- Canadian Maverick: The Life and Times of Ivan C Rand
Judicial biography seems to be in fashion in Canada, a phenomenon that deserves an explanation, as the lives of judges, even those who reach the highest office, usually have no more inherent interest than do the lives of most of us, and very few who achieve the office have such a singular impact on the law that their jurisprudential contribution is worth a whole book. In his biography of Ivan Rand, William Kaplan does offer an explanation: 'The Charter of Rights and Freedoms changed everything. What judges say governs. Who they are and where they come from now matter a great deal. Naturally, people are curious about the men and women who populate the bench, especially about the membership of the Supreme Court of Canada' (xiv).

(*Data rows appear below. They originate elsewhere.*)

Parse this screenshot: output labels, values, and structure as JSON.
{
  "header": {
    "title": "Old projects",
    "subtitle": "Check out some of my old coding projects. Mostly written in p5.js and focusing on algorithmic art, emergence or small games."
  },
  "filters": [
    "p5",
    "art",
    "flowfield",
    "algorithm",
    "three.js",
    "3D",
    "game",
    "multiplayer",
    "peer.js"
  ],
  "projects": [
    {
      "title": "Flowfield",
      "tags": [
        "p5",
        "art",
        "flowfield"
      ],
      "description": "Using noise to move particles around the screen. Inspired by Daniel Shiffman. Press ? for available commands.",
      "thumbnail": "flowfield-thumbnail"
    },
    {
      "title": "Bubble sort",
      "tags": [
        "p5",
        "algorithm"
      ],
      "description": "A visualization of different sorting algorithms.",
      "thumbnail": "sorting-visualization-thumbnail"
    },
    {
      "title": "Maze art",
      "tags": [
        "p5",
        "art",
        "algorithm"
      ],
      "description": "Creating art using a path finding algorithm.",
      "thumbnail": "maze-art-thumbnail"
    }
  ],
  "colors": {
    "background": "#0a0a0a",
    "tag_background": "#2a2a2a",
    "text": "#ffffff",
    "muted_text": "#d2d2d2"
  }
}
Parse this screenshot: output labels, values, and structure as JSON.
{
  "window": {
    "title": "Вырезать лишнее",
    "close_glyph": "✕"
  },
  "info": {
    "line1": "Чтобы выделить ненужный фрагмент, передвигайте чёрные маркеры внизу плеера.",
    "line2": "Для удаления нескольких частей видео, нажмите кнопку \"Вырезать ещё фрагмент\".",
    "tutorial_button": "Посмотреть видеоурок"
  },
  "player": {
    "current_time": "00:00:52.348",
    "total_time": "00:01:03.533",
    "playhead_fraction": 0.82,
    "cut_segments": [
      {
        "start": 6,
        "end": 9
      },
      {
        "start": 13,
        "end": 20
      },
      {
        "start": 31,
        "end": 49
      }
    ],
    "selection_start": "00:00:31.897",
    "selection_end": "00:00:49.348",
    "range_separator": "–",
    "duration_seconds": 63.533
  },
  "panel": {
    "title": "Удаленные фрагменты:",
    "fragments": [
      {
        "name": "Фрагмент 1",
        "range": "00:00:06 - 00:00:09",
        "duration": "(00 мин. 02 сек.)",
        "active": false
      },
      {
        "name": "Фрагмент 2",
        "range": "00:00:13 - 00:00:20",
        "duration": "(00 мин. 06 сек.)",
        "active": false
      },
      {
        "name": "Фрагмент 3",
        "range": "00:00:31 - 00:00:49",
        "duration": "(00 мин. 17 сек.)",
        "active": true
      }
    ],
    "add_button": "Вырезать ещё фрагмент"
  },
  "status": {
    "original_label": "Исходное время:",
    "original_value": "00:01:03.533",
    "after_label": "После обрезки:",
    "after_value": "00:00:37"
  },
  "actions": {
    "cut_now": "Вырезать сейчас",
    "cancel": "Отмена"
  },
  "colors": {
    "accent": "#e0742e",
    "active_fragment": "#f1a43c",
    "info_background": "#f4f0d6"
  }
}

But of the several biographies of Canadian judges Kaplan briefly discusses, the majority are of judges whose careers did not include adjudication under the Charter and of course the same is true of Rand. Indeed, if what we are intrigued by is the phenomenon of judicial power, it would be much more pertinent to have studies that focused on judges as a group - their economic and social backgrounds, their political connections, the appointment process, and the kinds of career they chose in order to qualify themselves for not only judicial office but also office at the highest level. This last factor could perhaps explain why judges' lives are no more inherently interesting than are the lives of most of us, might even be less interesting, as Canadians who have aspirations to the highest judicial office might, like their American counterparts, cultivate lives of worthy but salutary boredom in order to be untainted by the kind of controversy that could impede appointment.
Moreover, judicial power is not the factor that chiefly interests Kaplan. Rather, his own somewhat caustic comments about other judicial biographies make it clear that his view is that for a judicial biography to be worth writing and reading, its subject must first have had an inherently interesting life - that is, not the typical lawyerly career - and must second have made a singular contribution to the law, which is why only Philip Girard's study of Bora Laskin gets Kaplan's wholehearted approval (xiv).
In picking Rand, Kaplan was, by these two criteria, making an excellent choice. Rand's legal career was unusual. He went from legal practice to provincial politics to a career as a railway counsel and then directly to [End Page 521] the Supreme Court in 1943, an institution which was 'badly in need of a new man' (97). And in chapter 4, 'The Framework of Freedom', Kaplan sets out the judgments that showed how well Rand met that need in crafting judgments that may be the finest modern statement of the claim that inherent in legal order are unwritten constitutional principles protective of freedom. Rand was then appointed to arbitrate a bitter labour dispute, which he did by devising a formula, the 'Rand Formula,' which Kaplan notes became the 'defining feature of Canadian labour law' (220). He then reluctantly took an appointment as Canada's representative on the United Nations Committee set up to report to the UN about the future of Palestine, and in which Rand, much captivated by Zionist politicking, played an influential role in producing the recommendation of partition. (Kaplan adroitly navigates his way through the minefield of giving an account sensitive to both sides of this intrinsically vexed story.) Rand's next job was to head a royal commission into the future of the troubled coal-mining industry of Nova Scotia, or rather Rand took that job after accepting the job of founding dean of the University of Western Ontario's Law Faculty, which meant that, in his first year in that position, he was largely absent; when he did take up his position, he proved to be an idiosyncratic academic administrator who tried to reproduce the Harvard Law Faculty of 1909...